582 F2d 246 Benmar Transport Leasing Corp v. Interstate Commerce Commission
582 F.2d 246
BENMAR TRANSPORT & LEASING CORP., Petitioner,
INTERSTATE COMMERCE COMMISSION and United States of America,
Consolidated Truck Service, Inc., Intervenor-Respondent.
No. 1142, Docket 78-4005.
United States Court of Appeals,
Argued July 17, 1978.
Decided Aug. 16, 1978.
Eugene M. Malkin, New York City, for petitioner.
Carl E. Howe, Jr., Atty., I.C.C., Washington, D.C. (Mark L. Evans, Gen. Counsel, Henri F. Rush, Associate Gen. Counsel, I.C.C., Washington, D.C., John H. Shenefield, Asst. Atty. Gen., Robert L. Thompson, Atty., Dept. of Justice, Washington, D.C., of counsel), for respondents I.C.C. and U.S.A.
Charles W. Beinhauer, New York City (Beinhauer & Rouhana, New York City, of counsel), for intervenor-respondent Consolidated Truck Service, Inc.
Benmar Transport & Leasing Corp. petitions this Court to set aside an order of the Interstate Commerce Commission authorizing Consolidated Truck Service, Inc., to begin contract carrier service in competition with Benmar. This Court has jurisdiction under 28 U.S.C. §§ 2321 and 2342 and venue under 28 U.S.C. § 2343.
Review Board No. 1 of the I.C.C. denied Consolidated Truck's application on May 12, 1977. Division 1 of the I.C.C. reversed that decision on October 5, 1977. Benmar filed and served its petition for review by this Court on January 13, 1978. On its own motion, Division 1 reopened the proceedings in a decision dated January 25, 1978, and served on January 27. The express purpose of this reopening was to consider the issue of Consolidated's dual operations (common carrier and contract carrier) under § 210 of the Interstate Commerce Act, 49 U.S.C. § 310. As a result of this reopening and consideration, the Commission approved dual operations for Consolidated, as it was required to do in order for the grant of contract carrier authority to Consolidated to become effective. This happened prior to the time the agency filed the record with this Court.
Section 2349 of Title 28, the statute governing petitions to review federal agency orders, provides that "(t)he court of appeals has jurisdiction of the proceeding on the filing and service of a petition to review." 28 U.S.C. § 2349. The United States Court of Appeals for the District of Columbia Circuit has determined that "(o)nce a petition to review has been filed in court, the (administrative agency) has no authority to conduct further proceedings without the court's approval.
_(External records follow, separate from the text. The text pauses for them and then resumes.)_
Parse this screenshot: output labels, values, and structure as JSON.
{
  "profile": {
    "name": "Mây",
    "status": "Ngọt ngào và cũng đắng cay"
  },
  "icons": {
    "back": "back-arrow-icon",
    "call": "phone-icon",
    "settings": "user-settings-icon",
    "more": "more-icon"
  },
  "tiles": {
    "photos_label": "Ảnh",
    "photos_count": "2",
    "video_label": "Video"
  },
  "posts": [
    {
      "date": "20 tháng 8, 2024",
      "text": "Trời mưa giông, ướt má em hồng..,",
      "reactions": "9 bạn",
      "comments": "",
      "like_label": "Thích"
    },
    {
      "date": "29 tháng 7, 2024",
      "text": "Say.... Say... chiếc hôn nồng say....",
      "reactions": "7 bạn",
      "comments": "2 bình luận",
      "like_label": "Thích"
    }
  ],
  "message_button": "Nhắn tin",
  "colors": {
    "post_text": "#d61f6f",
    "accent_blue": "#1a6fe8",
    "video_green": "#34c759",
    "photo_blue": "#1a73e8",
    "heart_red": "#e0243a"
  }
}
The reviewing court must order a remand if there is to be provision for further administrative consideration." Greater Boston Television Corp. v. F. C. C., 149 U.S.App.D.C. 322, 337, 463 F.2d 268, 283 (1971), Cert. denied, 406 U.S. 950, 92 S.Ct. 2042, 32 L.Ed.2d 338 (1972). In an earlier case, that same Court determined that "the pendency of a review petition does not automatically bar reopening of an administrative proceeding. . . . It is true that when an agency seeks to reconsider its action, it should move the court to remand or to hold the case in abeyance pending reconsideration by the agency. We do not condone the failure to follow that procedure." Anchor Line Ltd. v. Federal Maritime Commission, 112 U.S.App.D.C. 40, 41, 299 F.2d 124, 125, Cert. denied, 370 U.S. 922, 82 S.Ct. 1563, 8 L.Ed.2d 503 (1962) (citations and footnote omitted). No such application was made here. Thus, the only order properly before us for review is the October 5th order, which lacked the statutorily-required finding that it was consistent "with the public interest and with the national transportation policy," as declared in the Interstate Commerce Act, for Consolidated to be granted authority for dual operation. 49 U.S.C. § 310.
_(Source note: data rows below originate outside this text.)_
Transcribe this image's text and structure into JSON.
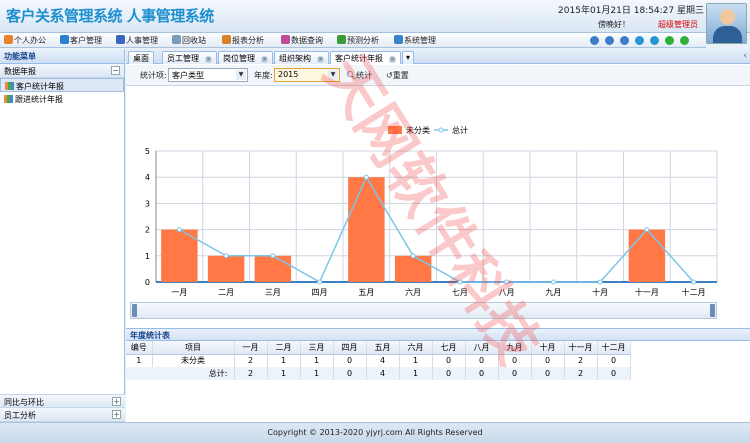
{
  "header": {
    "app_title": "客户关系管理系统 人事管理系统",
    "datetime": "2015年01月21日 18:54:27 星期三",
    "greeting": "傍晚好！",
    "user_role": "超级管理员"
  },
  "menu": {
    "items": [
      {
        "label": "个人办公",
        "icon": "home-icon",
        "color": "#e8832a"
      },
      {
        "label": "客户管理",
        "icon": "customer-icon",
        "color": "#2b7fd0"
      },
      {
        "label": "人事管理",
        "icon": "people-icon",
        "color": "#3a66c0"
      },
      {
        "label": "回收站",
        "icon": "recycle-icon",
        "color": "#7b9bb8"
      },
      {
        "label": "报表分析",
        "icon": "report-icon",
        "color": "#d9822b"
      },
      {
        "label": "数据查询",
        "icon": "query-icon",
        "color": "#c04a9a"
      },
      {
        "label": "预测分析",
        "icon": "forecast-icon",
        "color": "#3b9b3b"
      },
      {
        "label": "系统管理",
        "icon": "settings-icon",
        "color": "#3a82c9"
      }
    ],
    "tool_icons": [
      {
        "name": "home-tool-icon",
        "color": "#3f7cc7"
      },
      {
        "name": "lock-tool-icon",
        "color": "#3f7cc7"
      },
      {
        "name": "user-tool-icon",
        "color": "#3f7cc7"
      },
      {
        "name": "refresh-tool-icon",
        "color": "#2a95d6"
      },
      {
        "name": "help-tool-icon",
        "color": "#2a95d6"
      },
      {
        "name": "chat-tool-icon",
        "color": "#2fae3a"
      },
      {
        "name": "exit-tool-icon",
        "color": "#2fae3a"
      }
    ]
  },
  "sidebar": {
    "title": "功能菜单",
    "group": "数据年报",
    "items": [
      {
        "label": "客户统计年报",
        "active": true
      },
      {
        "label": "跟进统计年报",
        "active": false
      }
    ],
    "bottom_groups": [
      "同比与环比",
      "员工分析"
    ]
  },
  "tabs": [
    {
      "label": "桌面",
      "closable": false
    },
    {
      "label": "员工管理",
      "closable": true
    },
    {
      "label": "岗位管理",
      "closable": true
    },
    {
      "label": "组织架构",
      "closable": true
    },
    {
      "label": "客户统计年报",
      "closable": true,
      "active": true
    }
  ],
  "toolbar": {
    "stat_item_label": "统计项:",
    "stat_item_value": "客户类型",
    "year_label": "年度:",
    "year_value": "2015",
    "stat_button": "统计",
    "reset_button": "重置"
  },
  "chart_data": {
    "type": "bar",
    "categories": [
      "一月",
      "二月",
      "三月",
      "四月",
      "五月",
      "六月",
      "七月",
      "八月",
      "九月",
      "十月",
      "十一月",
      "十二月"
    ],
    "series": [
      {
        "name": "未分类",
        "kind": "bar",
        "color": "#ff7845",
        "values": [
          2,
          1,
          1,
          0,
          4,
          1,
          0,
          0,
          0,
          0,
          2,
          0
        ]
      },
      {
        "name": "总计",
        "kind": "line",
        "color": "#7cc6e8",
        "values": [
          2,
          1,
          1,
          0,
          4,
          1,
          0,
          0,
          0,
          0,
          2,
          0
        ]
      }
    ],
    "ylim": [
      0,
      5
    ],
    "yticks": [
      0,
      1,
      2,
      3,
      4,
      5
    ],
    "grid": true,
    "legend": "top-center"
  },
  "stats": {
    "title": "年度统计表",
    "headers": [
      "编号",
      "项目",
      "一月",
      "二月",
      "三月",
      "四月",
      "五月",
      "六月",
      "七月",
      "八月",
      "九月",
      "十月",
      "十一月",
      "十二月"
    ],
    "rows": [
      [
        "1",
        "未分类",
        "2",
        "1",
        "1",
        "0",
        "4",
        "1",
        "0",
        "0",
        "0",
        "0",
        "2",
        "0"
      ]
    ],
    "total": {
      "label": "总计:",
      "values": [
        "2",
        "1",
        "1",
        "0",
        "4",
        "1",
        "0",
        "0",
        "0",
        "0",
        "2",
        "0"
      ]
    }
  },
  "footer": "Copyright © 2013-2020 yjyrj.com All Rights Reserved",
  "watermark": "天网软件科技"
}
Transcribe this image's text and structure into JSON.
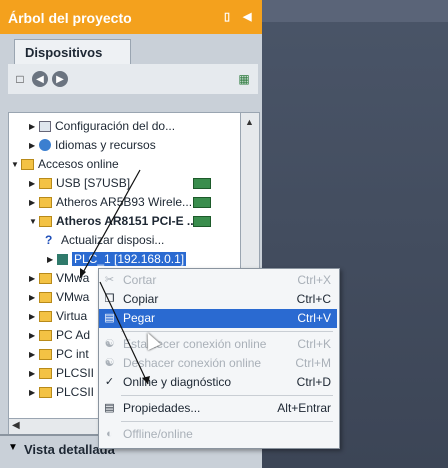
{
  "title": "Árbol del proyecto",
  "tabs": [
    "Dispositivos"
  ],
  "tree": {
    "items": [
      {
        "label": "Configuración del do..."
      },
      {
        "label": "Idiomas y recursos"
      },
      {
        "label": "Accesos online"
      },
      {
        "label": "USB [S7USB]"
      },
      {
        "label": "Atheros AR5B93 Wirele..."
      },
      {
        "label": "Atheros AR8151 PCI-E ..."
      },
      {
        "label": "Actualizar disposi..."
      },
      {
        "label": "PLC_1 [192.168.0.1]"
      },
      {
        "label": "VMwa"
      },
      {
        "label": "VMwa"
      },
      {
        "label": "Virtua"
      },
      {
        "label": "PC Ad"
      },
      {
        "label": "PC int"
      },
      {
        "label": "PLCSII"
      },
      {
        "label": "PLCSII"
      }
    ]
  },
  "details": {
    "label": "Vista detallada"
  },
  "context_menu": {
    "items": [
      {
        "label": "Cortar",
        "shortcut": "Ctrl+X"
      },
      {
        "label": "Copiar",
        "shortcut": "Ctrl+C"
      },
      {
        "label": "Pegar",
        "shortcut": "Ctrl+V"
      },
      {
        "label": "Establecer conexión online",
        "shortcut": "Ctrl+K"
      },
      {
        "label": "Deshacer conexión online",
        "shortcut": "Ctrl+M"
      },
      {
        "label": "Online y diagnóstico",
        "shortcut": "Ctrl+D"
      },
      {
        "label": "Propiedades...",
        "shortcut": "Alt+Entrar"
      },
      {
        "label": "Offline/online",
        "shortcut": ""
      }
    ]
  },
  "colors": {
    "title_bar": "#f4a11d",
    "selection": "#2a6ad1",
    "highlight": "#fff500"
  }
}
Accordingly, we grant the petition, vacate the October 5, 1977, order of Division 1 of the I.C.C., and remand for further proceedings.